WHAT YOU WILL DO
Copy out each line of the material below that holds the string "Enter".

■ ■ ■

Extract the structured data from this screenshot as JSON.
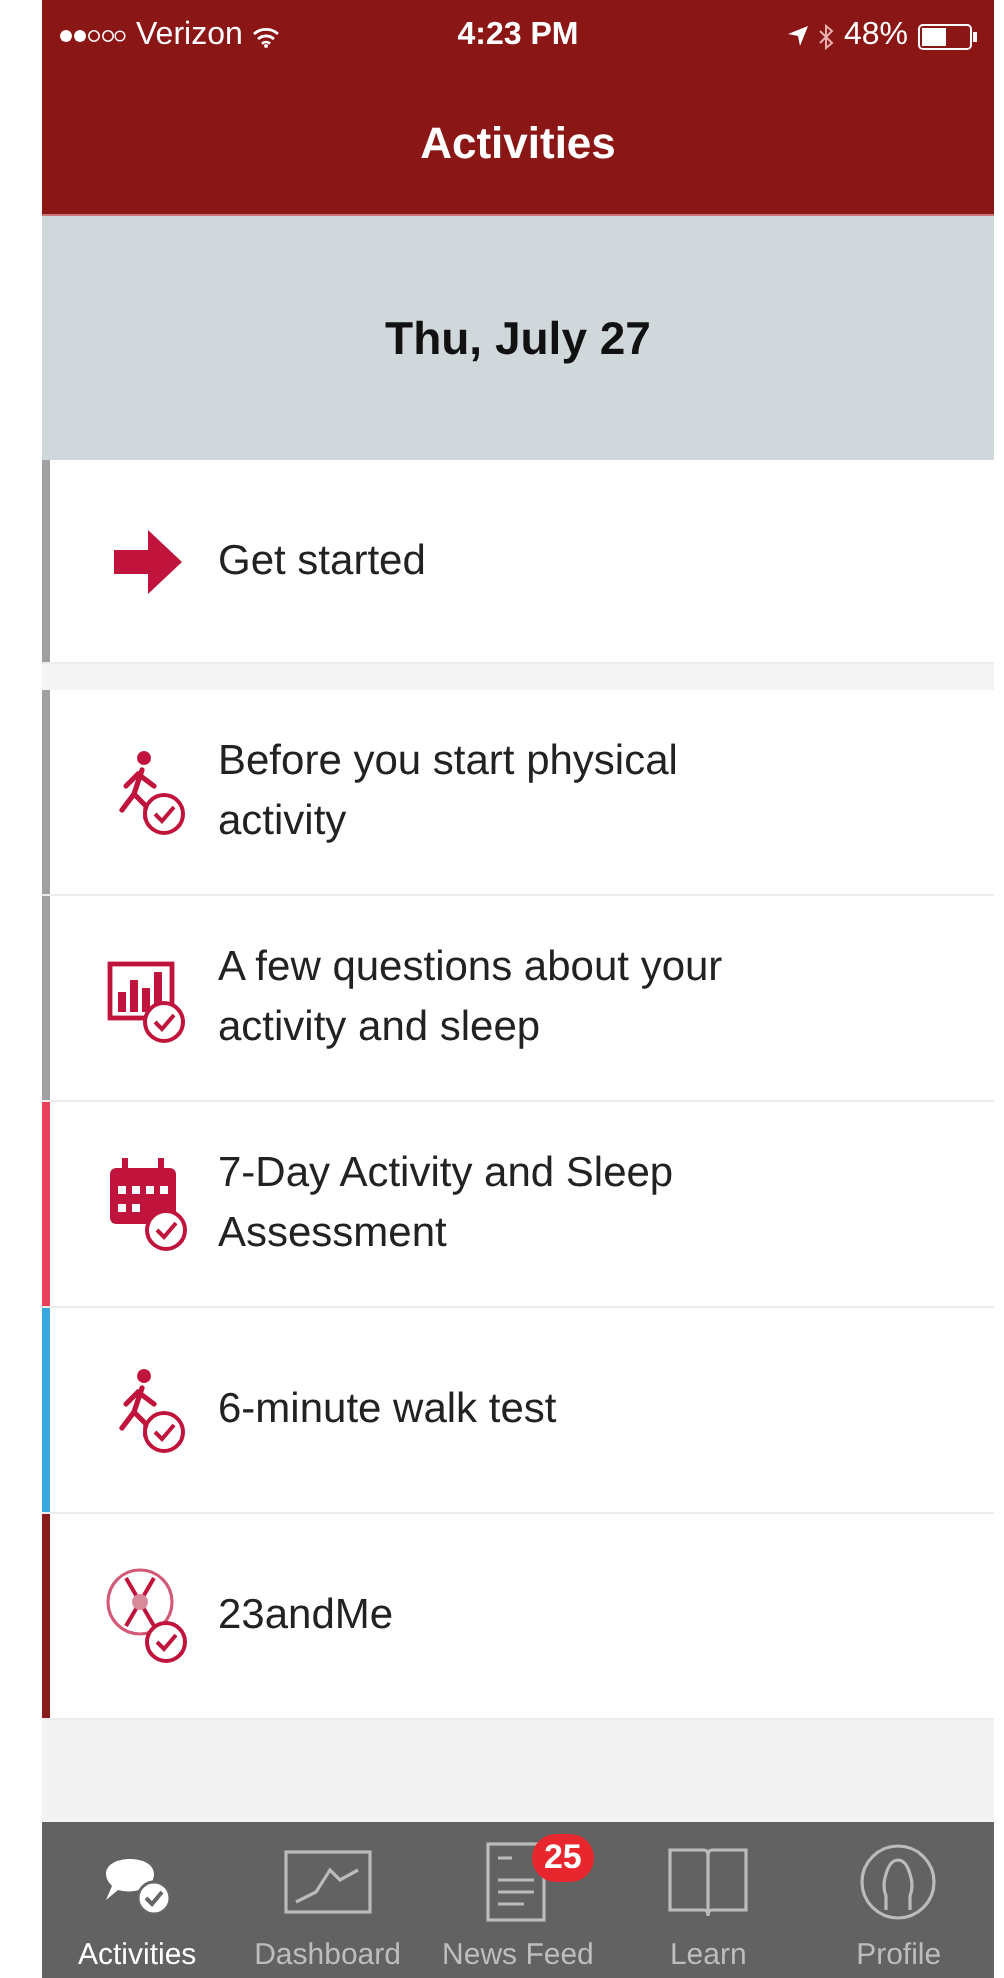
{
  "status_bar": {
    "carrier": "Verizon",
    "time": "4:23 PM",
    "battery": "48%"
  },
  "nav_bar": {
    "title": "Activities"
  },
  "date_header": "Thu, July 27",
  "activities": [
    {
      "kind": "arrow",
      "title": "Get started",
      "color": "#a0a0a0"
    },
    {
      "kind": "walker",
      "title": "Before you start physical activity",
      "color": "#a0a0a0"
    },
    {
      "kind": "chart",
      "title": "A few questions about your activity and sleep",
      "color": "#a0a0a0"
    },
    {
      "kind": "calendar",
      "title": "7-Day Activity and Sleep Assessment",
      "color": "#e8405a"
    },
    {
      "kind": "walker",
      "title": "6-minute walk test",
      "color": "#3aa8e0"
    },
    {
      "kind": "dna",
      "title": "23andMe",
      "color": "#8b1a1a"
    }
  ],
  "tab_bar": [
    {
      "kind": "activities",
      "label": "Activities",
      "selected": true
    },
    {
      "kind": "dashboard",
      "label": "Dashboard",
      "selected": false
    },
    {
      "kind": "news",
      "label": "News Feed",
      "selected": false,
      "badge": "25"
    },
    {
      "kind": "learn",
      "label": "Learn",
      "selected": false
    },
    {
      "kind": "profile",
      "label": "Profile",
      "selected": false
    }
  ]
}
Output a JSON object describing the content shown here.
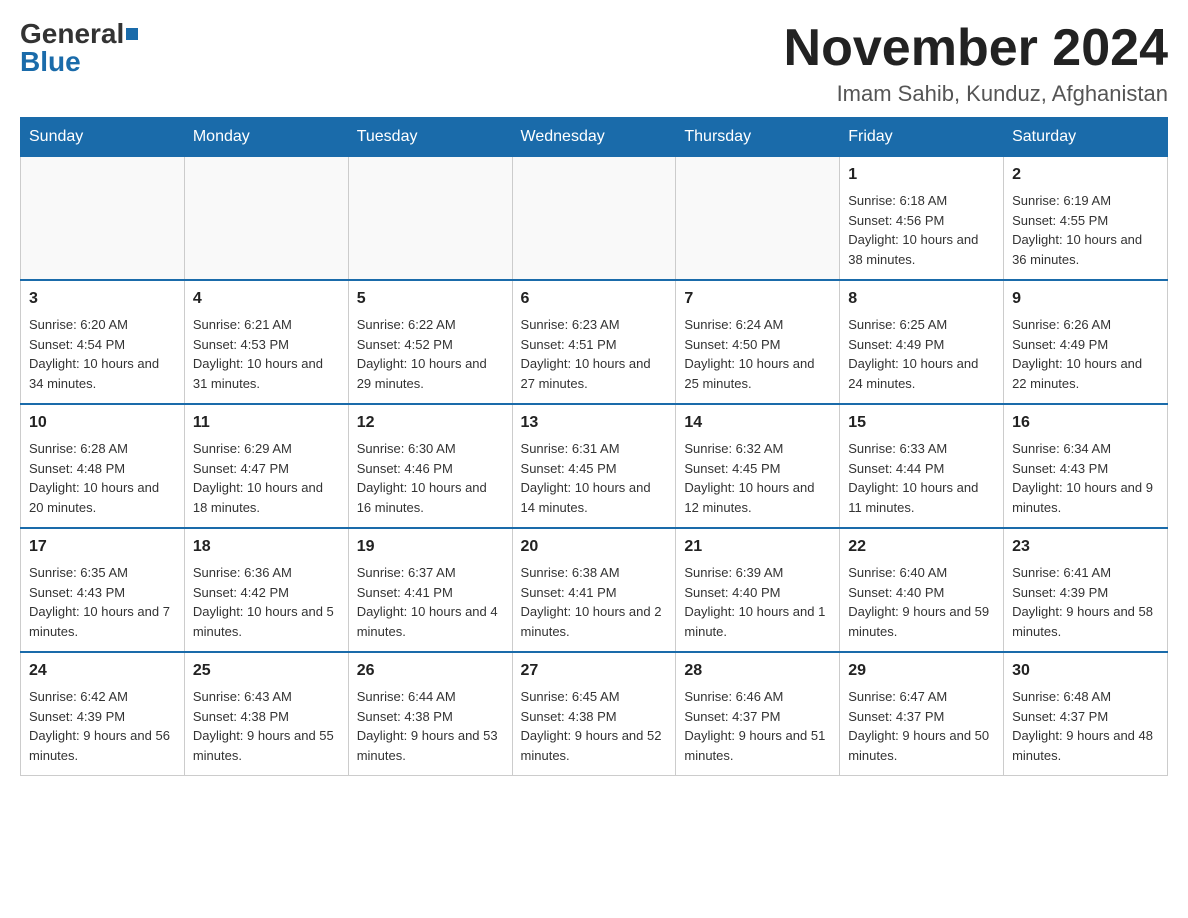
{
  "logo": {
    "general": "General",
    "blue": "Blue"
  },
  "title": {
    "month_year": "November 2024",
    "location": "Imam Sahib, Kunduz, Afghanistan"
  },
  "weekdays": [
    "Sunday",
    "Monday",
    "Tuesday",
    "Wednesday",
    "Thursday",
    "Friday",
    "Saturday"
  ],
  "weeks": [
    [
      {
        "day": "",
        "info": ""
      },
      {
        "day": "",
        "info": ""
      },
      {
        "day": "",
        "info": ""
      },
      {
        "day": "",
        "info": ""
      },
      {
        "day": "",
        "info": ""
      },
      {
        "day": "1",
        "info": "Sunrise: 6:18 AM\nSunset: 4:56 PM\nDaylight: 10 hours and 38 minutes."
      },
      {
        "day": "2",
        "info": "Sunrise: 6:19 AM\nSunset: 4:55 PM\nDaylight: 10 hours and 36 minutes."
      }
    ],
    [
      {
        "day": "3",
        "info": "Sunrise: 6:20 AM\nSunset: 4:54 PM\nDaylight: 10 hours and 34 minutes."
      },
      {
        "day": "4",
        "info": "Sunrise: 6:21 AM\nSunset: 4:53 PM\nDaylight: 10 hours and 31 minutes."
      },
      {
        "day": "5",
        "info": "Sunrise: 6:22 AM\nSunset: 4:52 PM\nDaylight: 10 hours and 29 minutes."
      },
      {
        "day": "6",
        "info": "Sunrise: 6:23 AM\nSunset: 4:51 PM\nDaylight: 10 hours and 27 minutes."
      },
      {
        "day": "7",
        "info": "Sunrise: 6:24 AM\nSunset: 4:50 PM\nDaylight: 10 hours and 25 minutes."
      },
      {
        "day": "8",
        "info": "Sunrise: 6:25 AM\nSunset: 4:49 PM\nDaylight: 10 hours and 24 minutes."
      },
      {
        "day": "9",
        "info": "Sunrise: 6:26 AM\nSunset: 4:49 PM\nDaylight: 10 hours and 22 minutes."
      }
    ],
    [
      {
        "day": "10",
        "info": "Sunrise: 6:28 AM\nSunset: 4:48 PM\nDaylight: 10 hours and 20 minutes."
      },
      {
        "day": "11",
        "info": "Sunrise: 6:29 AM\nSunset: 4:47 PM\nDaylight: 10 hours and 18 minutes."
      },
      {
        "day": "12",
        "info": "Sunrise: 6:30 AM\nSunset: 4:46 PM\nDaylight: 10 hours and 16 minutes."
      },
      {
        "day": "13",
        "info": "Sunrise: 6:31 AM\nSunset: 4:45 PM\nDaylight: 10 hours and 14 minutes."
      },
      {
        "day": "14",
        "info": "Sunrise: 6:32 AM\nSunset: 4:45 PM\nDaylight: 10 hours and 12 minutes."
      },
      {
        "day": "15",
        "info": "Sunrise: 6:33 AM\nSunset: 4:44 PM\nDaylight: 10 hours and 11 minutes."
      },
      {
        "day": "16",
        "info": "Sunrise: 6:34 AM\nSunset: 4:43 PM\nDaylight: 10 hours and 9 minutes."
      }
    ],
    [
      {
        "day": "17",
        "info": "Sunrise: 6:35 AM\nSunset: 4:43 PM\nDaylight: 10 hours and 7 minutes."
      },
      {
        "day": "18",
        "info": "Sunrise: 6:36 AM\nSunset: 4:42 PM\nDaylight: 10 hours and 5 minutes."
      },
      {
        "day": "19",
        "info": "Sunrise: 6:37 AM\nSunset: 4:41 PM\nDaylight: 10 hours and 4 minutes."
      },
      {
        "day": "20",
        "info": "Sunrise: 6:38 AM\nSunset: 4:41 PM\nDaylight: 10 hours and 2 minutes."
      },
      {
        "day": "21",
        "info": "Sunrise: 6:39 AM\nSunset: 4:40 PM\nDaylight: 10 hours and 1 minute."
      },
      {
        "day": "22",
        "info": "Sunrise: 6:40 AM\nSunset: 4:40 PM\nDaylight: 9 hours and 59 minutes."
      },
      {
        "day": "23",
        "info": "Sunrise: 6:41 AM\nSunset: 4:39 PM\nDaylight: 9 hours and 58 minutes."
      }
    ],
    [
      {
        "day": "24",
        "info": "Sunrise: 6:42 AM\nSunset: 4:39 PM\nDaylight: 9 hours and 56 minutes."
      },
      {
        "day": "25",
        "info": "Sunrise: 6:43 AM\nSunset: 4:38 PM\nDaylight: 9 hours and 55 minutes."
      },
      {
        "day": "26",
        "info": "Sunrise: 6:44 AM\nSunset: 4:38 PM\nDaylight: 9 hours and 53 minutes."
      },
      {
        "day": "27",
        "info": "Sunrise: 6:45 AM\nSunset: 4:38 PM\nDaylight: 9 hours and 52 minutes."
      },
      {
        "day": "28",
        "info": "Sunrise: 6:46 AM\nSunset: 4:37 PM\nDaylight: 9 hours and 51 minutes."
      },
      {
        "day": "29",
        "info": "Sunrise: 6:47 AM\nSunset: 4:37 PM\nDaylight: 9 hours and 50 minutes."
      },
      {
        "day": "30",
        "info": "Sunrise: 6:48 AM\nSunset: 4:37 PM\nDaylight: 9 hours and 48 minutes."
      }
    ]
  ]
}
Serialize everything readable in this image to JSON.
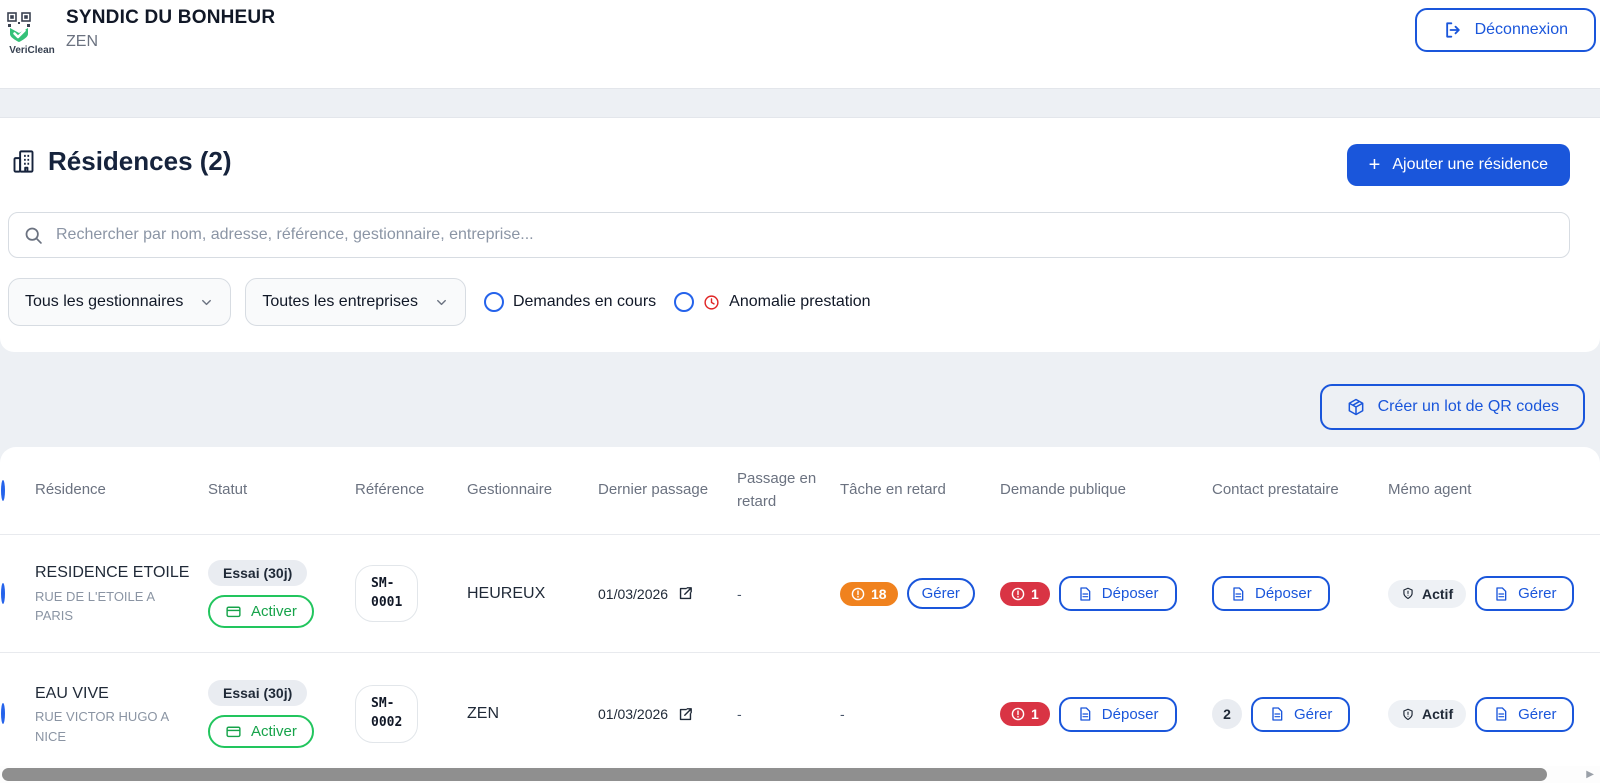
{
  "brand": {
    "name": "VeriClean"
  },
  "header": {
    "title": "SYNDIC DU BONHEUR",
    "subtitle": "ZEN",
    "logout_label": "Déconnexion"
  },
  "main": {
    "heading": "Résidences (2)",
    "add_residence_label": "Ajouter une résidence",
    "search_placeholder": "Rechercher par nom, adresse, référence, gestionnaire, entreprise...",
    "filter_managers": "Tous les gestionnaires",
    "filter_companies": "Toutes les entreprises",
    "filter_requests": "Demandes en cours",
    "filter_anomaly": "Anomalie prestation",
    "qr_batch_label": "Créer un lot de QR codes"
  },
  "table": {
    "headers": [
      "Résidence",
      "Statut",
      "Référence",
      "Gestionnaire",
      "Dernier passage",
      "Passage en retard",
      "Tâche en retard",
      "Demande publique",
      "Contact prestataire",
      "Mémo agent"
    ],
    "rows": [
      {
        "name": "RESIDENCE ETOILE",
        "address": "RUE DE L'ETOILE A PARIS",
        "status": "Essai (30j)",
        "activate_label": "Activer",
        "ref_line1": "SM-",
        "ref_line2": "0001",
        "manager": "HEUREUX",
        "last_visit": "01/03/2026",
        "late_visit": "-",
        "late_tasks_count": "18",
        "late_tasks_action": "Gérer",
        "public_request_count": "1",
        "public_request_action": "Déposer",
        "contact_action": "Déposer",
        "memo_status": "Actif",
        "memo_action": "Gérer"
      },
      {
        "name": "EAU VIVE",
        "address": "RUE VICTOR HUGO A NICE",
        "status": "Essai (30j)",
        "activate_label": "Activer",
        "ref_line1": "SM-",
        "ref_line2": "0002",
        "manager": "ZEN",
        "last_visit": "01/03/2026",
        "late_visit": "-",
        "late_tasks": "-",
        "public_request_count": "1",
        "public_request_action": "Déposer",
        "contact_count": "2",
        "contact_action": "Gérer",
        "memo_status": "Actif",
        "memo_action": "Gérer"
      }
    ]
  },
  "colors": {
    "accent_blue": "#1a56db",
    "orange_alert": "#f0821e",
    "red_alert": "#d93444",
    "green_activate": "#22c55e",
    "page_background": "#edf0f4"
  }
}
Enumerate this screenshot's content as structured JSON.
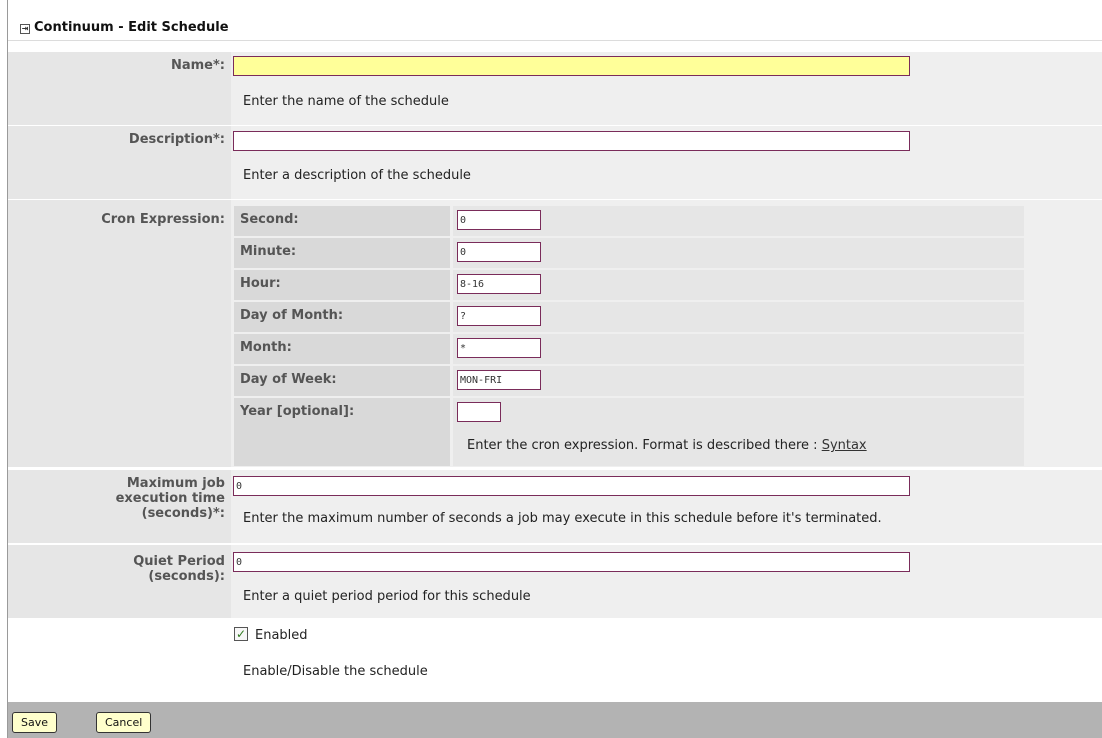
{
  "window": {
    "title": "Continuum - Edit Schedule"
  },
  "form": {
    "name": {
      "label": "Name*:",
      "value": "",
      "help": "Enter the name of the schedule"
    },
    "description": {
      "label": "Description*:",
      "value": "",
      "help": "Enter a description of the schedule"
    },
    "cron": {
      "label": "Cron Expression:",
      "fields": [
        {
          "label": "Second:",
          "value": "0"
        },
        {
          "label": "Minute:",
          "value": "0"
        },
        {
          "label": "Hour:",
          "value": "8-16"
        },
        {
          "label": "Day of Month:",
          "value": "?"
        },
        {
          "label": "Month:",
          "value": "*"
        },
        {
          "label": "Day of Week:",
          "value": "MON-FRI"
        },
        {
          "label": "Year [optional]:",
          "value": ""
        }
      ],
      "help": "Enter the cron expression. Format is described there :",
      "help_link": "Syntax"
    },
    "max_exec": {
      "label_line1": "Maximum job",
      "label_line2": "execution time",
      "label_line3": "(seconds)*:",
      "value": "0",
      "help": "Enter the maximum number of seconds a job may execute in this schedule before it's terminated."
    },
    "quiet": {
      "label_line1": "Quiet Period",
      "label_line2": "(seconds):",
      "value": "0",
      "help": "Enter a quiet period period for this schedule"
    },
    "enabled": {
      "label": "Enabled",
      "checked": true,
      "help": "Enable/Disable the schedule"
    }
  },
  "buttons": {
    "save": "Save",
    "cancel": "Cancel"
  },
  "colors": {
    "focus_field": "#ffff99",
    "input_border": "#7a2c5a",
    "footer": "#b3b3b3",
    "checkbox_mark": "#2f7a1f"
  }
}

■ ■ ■

ANSWER AREA
      "help": "Enter the name of the schedule"
      "help": "Enter a description of the schedule"
      "help": "Enter the cron expression. Format is described there :",
      "help": "Enter the maximum number of seconds a job may execute in this schedule before it's terminated."
      "help": "Enter a quiet period period for this schedule"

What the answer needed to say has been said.